* [EXERCISE INSTRUCTIONS]:
Check each line of the material. Copy those containing "glow".

* [SOURCE RECORDS]:
------------
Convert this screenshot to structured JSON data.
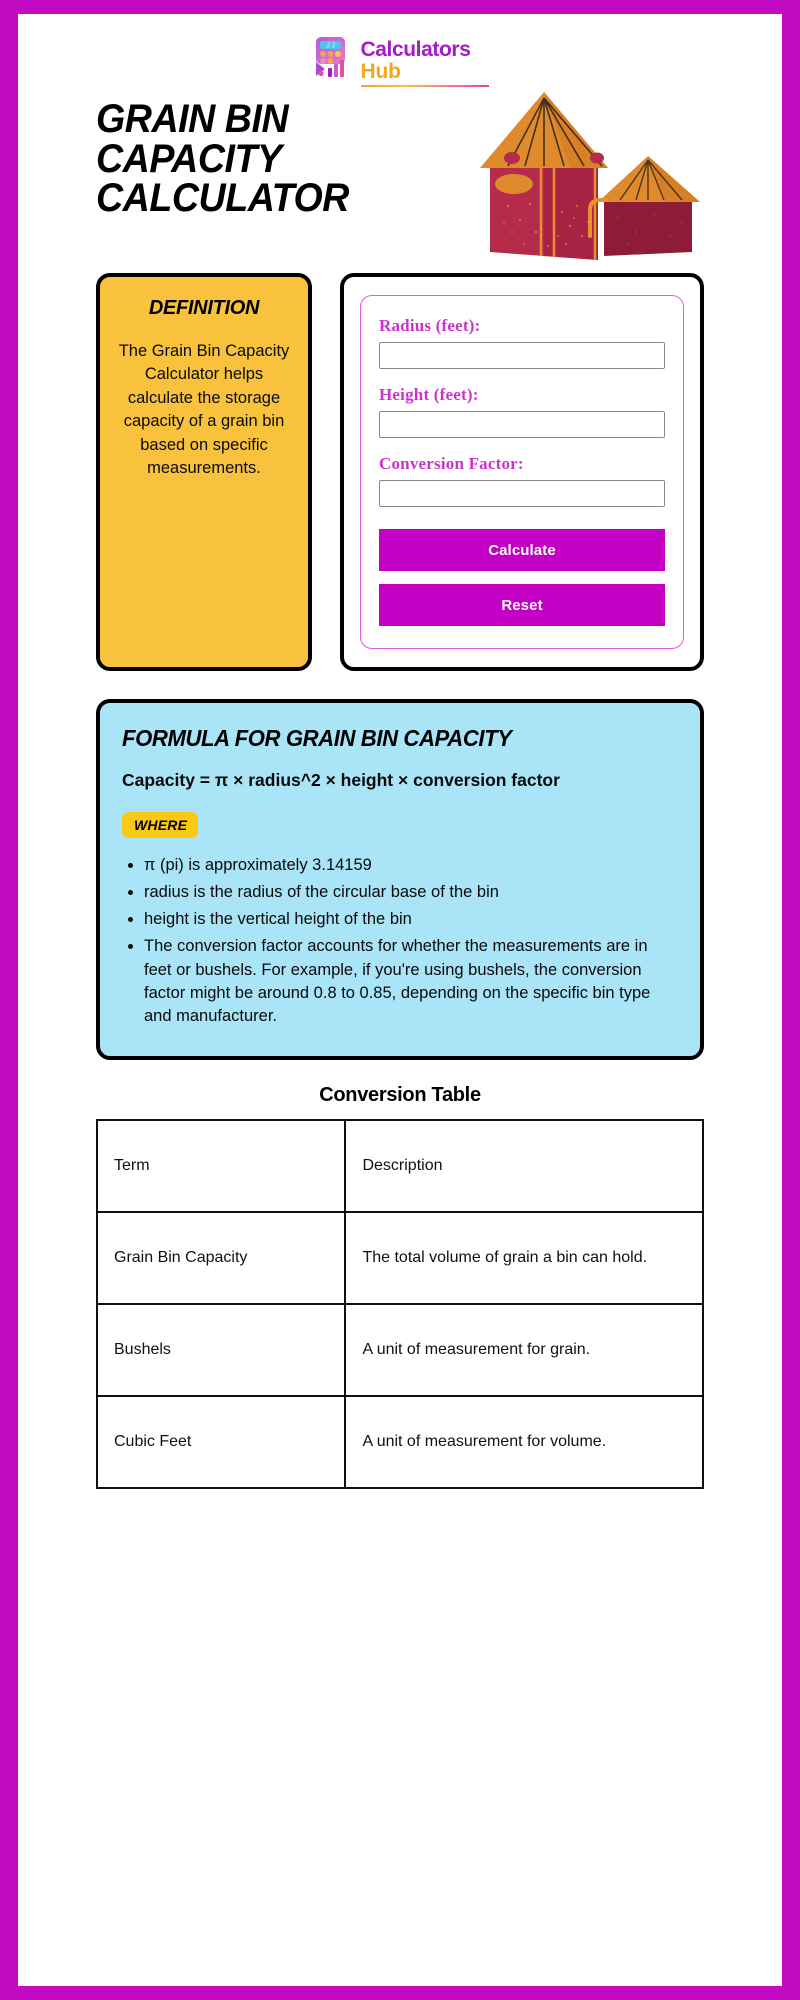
{
  "brand": {
    "name_line1": "Calculators",
    "name_line2": "Hub",
    "logo_icon": "calculator-chart-logo"
  },
  "hero": {
    "title_line1": "GRAIN BIN",
    "title_line2": "CAPACITY",
    "title_line3": "CALCULATOR",
    "illustration": "grain-bin-silos-illustration"
  },
  "definition": {
    "heading": "DEFINITION",
    "body": "The Grain Bin Capacity Calculator helps calculate the storage capacity of a grain bin based on specific measurements."
  },
  "form": {
    "fields": [
      {
        "label": "Radius (feet):",
        "value": "",
        "placeholder": ""
      },
      {
        "label": "Height (feet):",
        "value": "",
        "placeholder": ""
      },
      {
        "label": "Conversion Factor:",
        "value": "",
        "placeholder": ""
      }
    ],
    "calculate_label": "Calculate",
    "reset_label": "Reset",
    "accent_color": "#C300C3",
    "label_color": "#CC33CC"
  },
  "formula": {
    "heading": "FORMULA FOR GRAIN BIN CAPACITY",
    "expression": "Capacity = π × radius^2 × height × conversion factor",
    "where_badge": "WHERE",
    "bullets": [
      "π (pi) is approximately 3.14159",
      "radius is the radius of the circular base of the bin",
      "height is the vertical height of the bin",
      "The conversion factor accounts for whether the measurements are in feet or bushels. For example, if you're using bushels, the conversion factor might be around 0.8 to 0.85, depending on the specific bin type and manufacturer."
    ],
    "background_color": "#A9E4F7"
  },
  "conversion_table": {
    "heading": "Conversion Table",
    "columns": [
      "Term",
      "Description"
    ],
    "rows": [
      [
        "Grain Bin Capacity",
        "The total volume of grain a bin can hold."
      ],
      [
        "Bushels",
        "A unit of measurement for grain."
      ],
      [
        "Cubic Feet",
        "A unit of measurement for volume."
      ]
    ]
  },
  "theme": {
    "frame_color": "#C209C2",
    "definition_bg": "#F9C23C",
    "badge_bg": "#FBC914"
  }
}
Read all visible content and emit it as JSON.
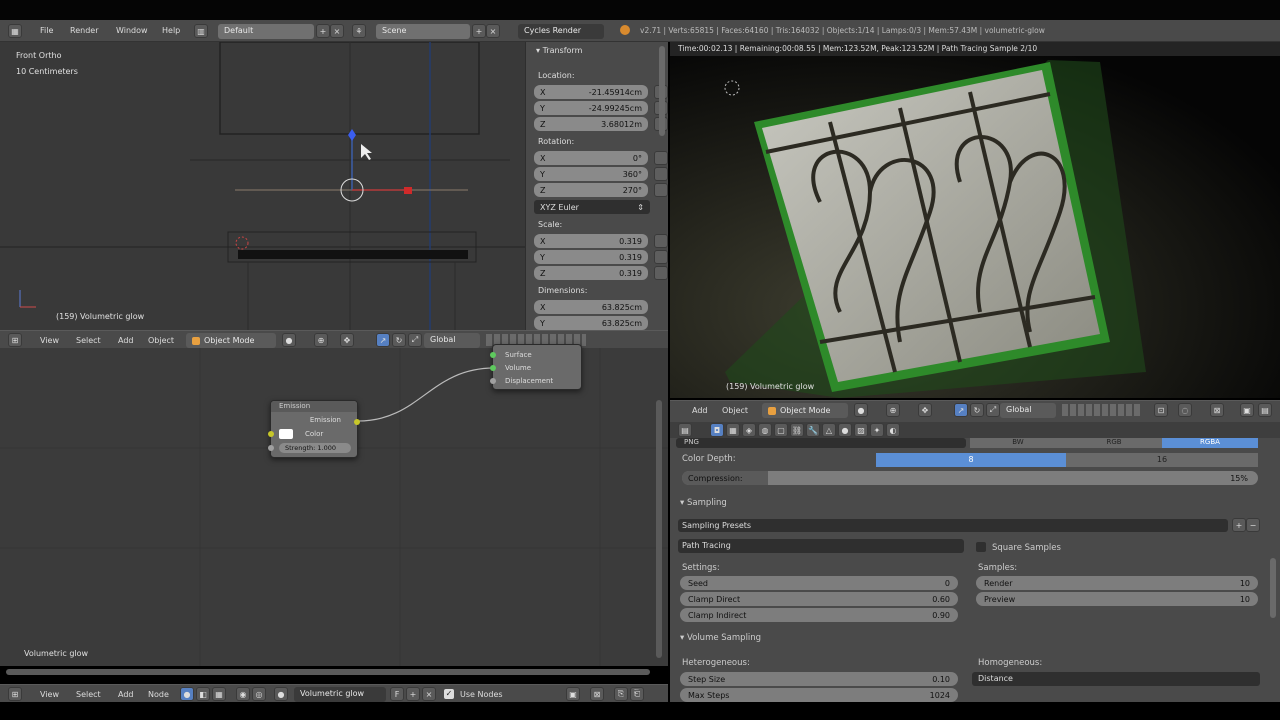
{
  "infobar": {
    "menu": [
      "File",
      "Render",
      "Window",
      "Help"
    ],
    "layout": "Default",
    "scene": "Scene",
    "engine": "Cycles Render",
    "stats": "v2.71 | Verts:65815 | Faces:64160 | Tris:164032 | Objects:1/14 | Lamps:0/3 | Mem:57.43M | volumetric-glow"
  },
  "viewport": {
    "view_name": "Front Ortho",
    "scale": "10 Centimeters",
    "object_label": "(159) Volumetric glow"
  },
  "npanel": {
    "transform_header": "Transform",
    "location_label": "Location:",
    "location": [
      {
        "axis": "X",
        "value": "-21.45914cm"
      },
      {
        "axis": "Y",
        "value": "-24.99245cm"
      },
      {
        "axis": "Z",
        "value": "3.68012m"
      }
    ],
    "rotation_label": "Rotation:",
    "rotation": [
      {
        "axis": "X",
        "value": "0°"
      },
      {
        "axis": "Y",
        "value": "360°"
      },
      {
        "axis": "Z",
        "value": "270°"
      }
    ],
    "rotation_mode": "XYZ Euler",
    "scale_label": "Scale:",
    "scale": [
      {
        "axis": "X",
        "value": "0.319"
      },
      {
        "axis": "Y",
        "value": "0.319"
      },
      {
        "axis": "Z",
        "value": "0.319"
      }
    ],
    "dimensions_label": "Dimensions:",
    "dimensions": [
      {
        "axis": "X",
        "value": "63.825cm"
      },
      {
        "axis": "Y",
        "value": "63.825cm"
      }
    ]
  },
  "viewport_header": {
    "menu": [
      "View",
      "Select",
      "Add",
      "Object"
    ],
    "mode": "Object Mode",
    "orientation": "Global"
  },
  "nodes": {
    "emission": {
      "title": "Emission",
      "output": "Emission",
      "color_label": "Color",
      "strength": "Strength: 1.000"
    },
    "output": {
      "inputs": [
        "Surface",
        "Volume",
        "Displacement"
      ]
    },
    "material_label": "Volumetric glow"
  },
  "node_header": {
    "menu": [
      "View",
      "Select",
      "Add",
      "Node"
    ],
    "material": "Volumetric glow",
    "fake_user": "F",
    "use_nodes": "Use Nodes"
  },
  "render": {
    "status": "Time:00:02.13 | Remaining:00:08.55 | Mem:123.52M, Peak:123.52M | Path Tracing Sample 2/10",
    "object_label": "(159) Volumetric glow"
  },
  "render_header": {
    "menu": [
      "Add",
      "Object"
    ],
    "mode": "Object Mode",
    "orientation": "Global"
  },
  "props": {
    "format_tabs": [
      "PNG",
      "BW",
      "RGB",
      "RGBA"
    ],
    "color_depth_label": "Color Depth:",
    "color_depth_options": [
      "8",
      "16"
    ],
    "compression_label": "Compression:",
    "compression_value": "15%",
    "compression_fraction": 0.15,
    "sampling_header": "Sampling",
    "sampling_presets": "Sampling Presets",
    "integrator": "Path Tracing",
    "square_samples": "Square Samples",
    "settings_label": "Settings:",
    "settings": [
      {
        "name": "Seed",
        "value": "0"
      },
      {
        "name": "Clamp Direct",
        "value": "0.60"
      },
      {
        "name": "Clamp Indirect",
        "value": "0.90"
      }
    ],
    "samples_label": "Samples:",
    "samples": [
      {
        "name": "Render",
        "value": "10"
      },
      {
        "name": "Preview",
        "value": "10"
      }
    ],
    "volume_header": "Volume Sampling",
    "heterogeneous_label": "Heterogeneous:",
    "volume_settings": [
      {
        "name": "Step Size",
        "value": "0.10"
      },
      {
        "name": "Max Steps",
        "value": "1024"
      }
    ],
    "homogeneous_label": "Homogeneous:",
    "homogeneous_value": "Distance"
  },
  "colors": {
    "accent": "#5680c2",
    "selection": "#5b8fd6",
    "socket": "#c7c729"
  }
}
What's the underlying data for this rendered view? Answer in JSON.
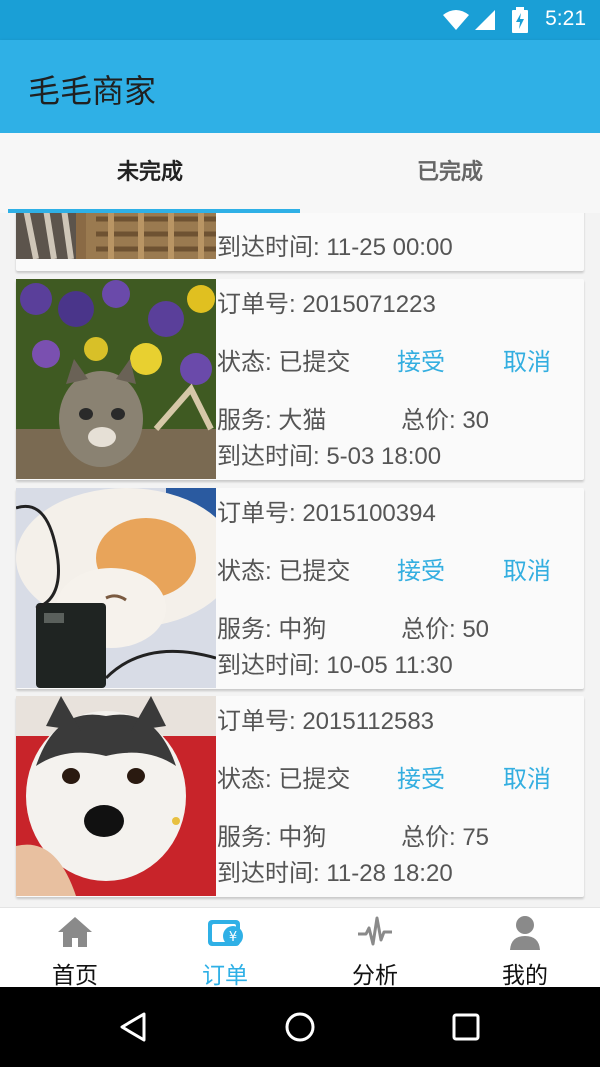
{
  "status_bar": {
    "time": "5:21"
  },
  "app_bar": {
    "title": "毛毛商家"
  },
  "tabs": [
    {
      "label": "未完成",
      "active": true
    },
    {
      "label": "已完成",
      "active": false
    }
  ],
  "orders": [
    {
      "partial": true,
      "arrival": "到达时间: 11-25 00:00"
    },
    {
      "order_no": "订单号: 2015071223",
      "status": "状态: 已提交",
      "accept": "接受",
      "cancel": "取消",
      "service": "服务: 大猫",
      "total": "总价: 30",
      "arrival": "到达时间: 5-03 18:00"
    },
    {
      "order_no": "订单号: 2015100394",
      "status": "状态: 已提交",
      "accept": "接受",
      "cancel": "取消",
      "service": "服务: 中狗",
      "total": "总价: 50",
      "arrival": "到达时间: 10-05 11:30"
    },
    {
      "order_no": "订单号: 2015112583",
      "status": "状态: 已提交",
      "accept": "接受",
      "cancel": "取消",
      "service": "服务: 中狗",
      "total": "总价: 75",
      "arrival": "到达时间: 11-28 18:20"
    }
  ],
  "bottom_nav": [
    {
      "label": "首页",
      "icon": "home-icon",
      "active": false
    },
    {
      "label": "订单",
      "icon": "order-wallet-icon",
      "active": true
    },
    {
      "label": "分析",
      "icon": "pulse-icon",
      "active": false
    },
    {
      "label": "我的",
      "icon": "person-icon",
      "active": false
    }
  ],
  "colors": {
    "primary": "#2fb0e6",
    "status_bar": "#1a9fd6",
    "accent_text": "#33aee0"
  }
}
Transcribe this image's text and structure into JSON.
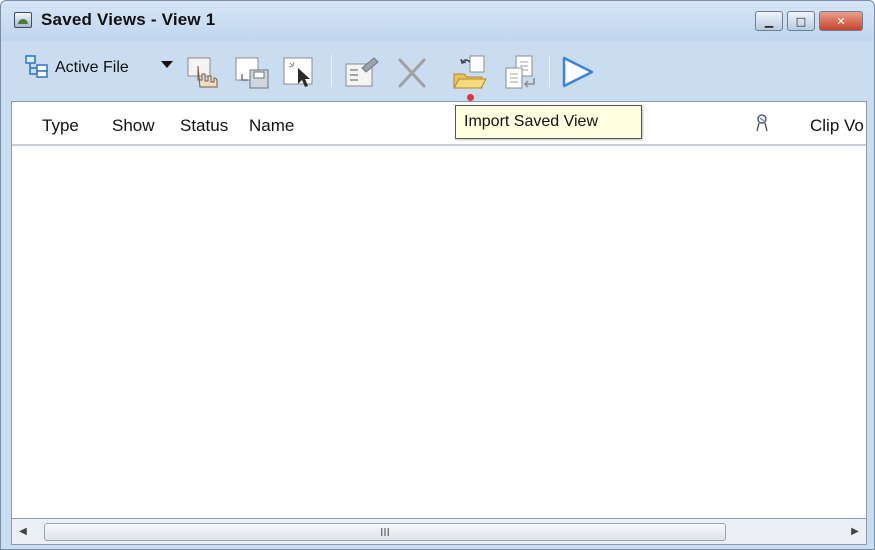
{
  "window": {
    "title": "Saved Views - View 1",
    "controls": {
      "minimize": "▁",
      "maximize": "□",
      "close": "✕"
    }
  },
  "toolbar": {
    "scope_label": "Active File",
    "buttons": [
      {
        "name": "create-view-button",
        "icon": "hand-pointer-icon"
      },
      {
        "name": "save-view-button",
        "icon": "floppy-save-icon"
      },
      {
        "name": "select-view-button",
        "icon": "cursor-select-icon"
      },
      {
        "name": "properties-button",
        "icon": "properties-icon"
      },
      {
        "name": "delete-button",
        "icon": "delete-x-icon"
      },
      {
        "name": "import-saved-view-button",
        "icon": "folder-import-icon"
      },
      {
        "name": "export-button",
        "icon": "document-export-icon"
      },
      {
        "name": "filter-button",
        "icon": "funnel-icon"
      }
    ]
  },
  "list": {
    "columns": [
      "Type",
      "Show",
      "Status",
      "Name",
      "Clip Vo"
    ],
    "rows": []
  },
  "tooltip": {
    "text": "Import Saved View"
  },
  "scrollbar": {
    "thumb_grip": "III"
  },
  "colors": {
    "titlebar": "#c9dcf0",
    "close_button": "#c8432b",
    "tooltip_bg": "#ffffe1"
  }
}
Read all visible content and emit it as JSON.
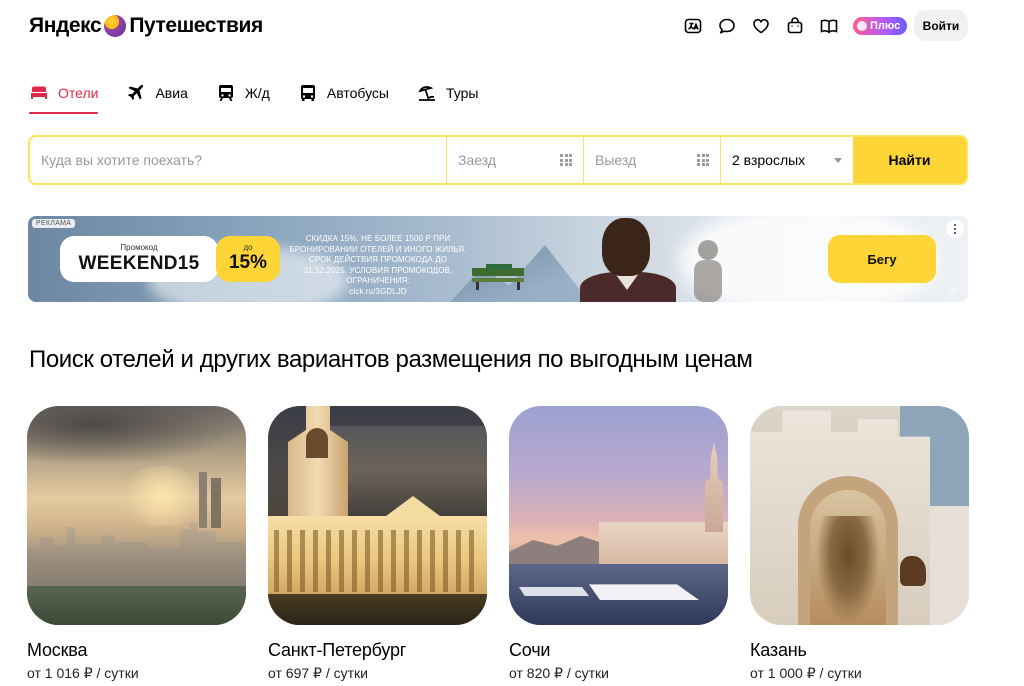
{
  "header": {
    "logo": {
      "part1": "Яндекс",
      "part2": "Путешествия"
    },
    "icons": [
      "translate-icon",
      "chat-icon",
      "heart-icon",
      "bag-icon",
      "book-icon"
    ],
    "plus_label": "Плюс",
    "login_label": "Войти"
  },
  "tabs": [
    {
      "label": "Отели",
      "icon": "bed-icon",
      "active": true
    },
    {
      "label": "Авиа",
      "icon": "plane-icon",
      "active": false
    },
    {
      "label": "Ж/д",
      "icon": "train-icon",
      "active": false
    },
    {
      "label": "Автобусы",
      "icon": "bus-icon",
      "active": false
    },
    {
      "label": "Туры",
      "icon": "beach-icon",
      "active": false
    }
  ],
  "search": {
    "destination_placeholder": "Куда вы хотите поехать?",
    "checkin_placeholder": "Заезд",
    "checkout_placeholder": "Выезд",
    "guests_value": "2 взрослых",
    "submit_label": "Найти"
  },
  "ad": {
    "label": "РЕКЛАМА",
    "promo_label": "Промокод",
    "promo_code": "WEEKEND15",
    "discount_prefix": "до",
    "discount_value": "15%",
    "terms": "СКИДКА 15%, НЕ БОЛЕЕ 1500 Р ПРИ БРОНИРОВАНИИ ОТЕЛЕЙ И ИНОГО ЖИЛЬЯ. СРОК ДЕЙСТВИЯ ПРОМОКОДА ДО 31.12.2025. УСЛОВИЯ ПРОМОКОДОВ, ОГРАНИЧЕНИЯ:",
    "terms_link": "clck.ru/3GDLJD",
    "button_label": "Бегу",
    "age": "0+"
  },
  "section_title": "Поиск отелей и других вариантов размещения по выгодным ценам",
  "cities": [
    {
      "name": "Москва",
      "price": "от 1 016 ₽ / сутки"
    },
    {
      "name": "Санкт-Петербург",
      "price": "от 697 ₽ / сутки"
    },
    {
      "name": "Сочи",
      "price": "от 820 ₽ / сутки"
    },
    {
      "name": "Казань",
      "price": "от 1 000 ₽ / сутки"
    }
  ],
  "colors": {
    "accent_red": "#e0294a",
    "brand_yellow": "#fdd536",
    "search_border": "#fde25a"
  }
}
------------
* [ANSWER AREA]:
    "stats": "v2.71 | Verts:65815 | Faces:64160 | Tris:164032 | Objects:1/14 | Lamps:0/3 | Mem:57.43M | volumetric-glow"
    "object_label": "(159) Volumetric glow"
    "material_label": "Volumetric glow"
    "material": "Volumetric glow",
    "object_label": "(159) Volumetric glow"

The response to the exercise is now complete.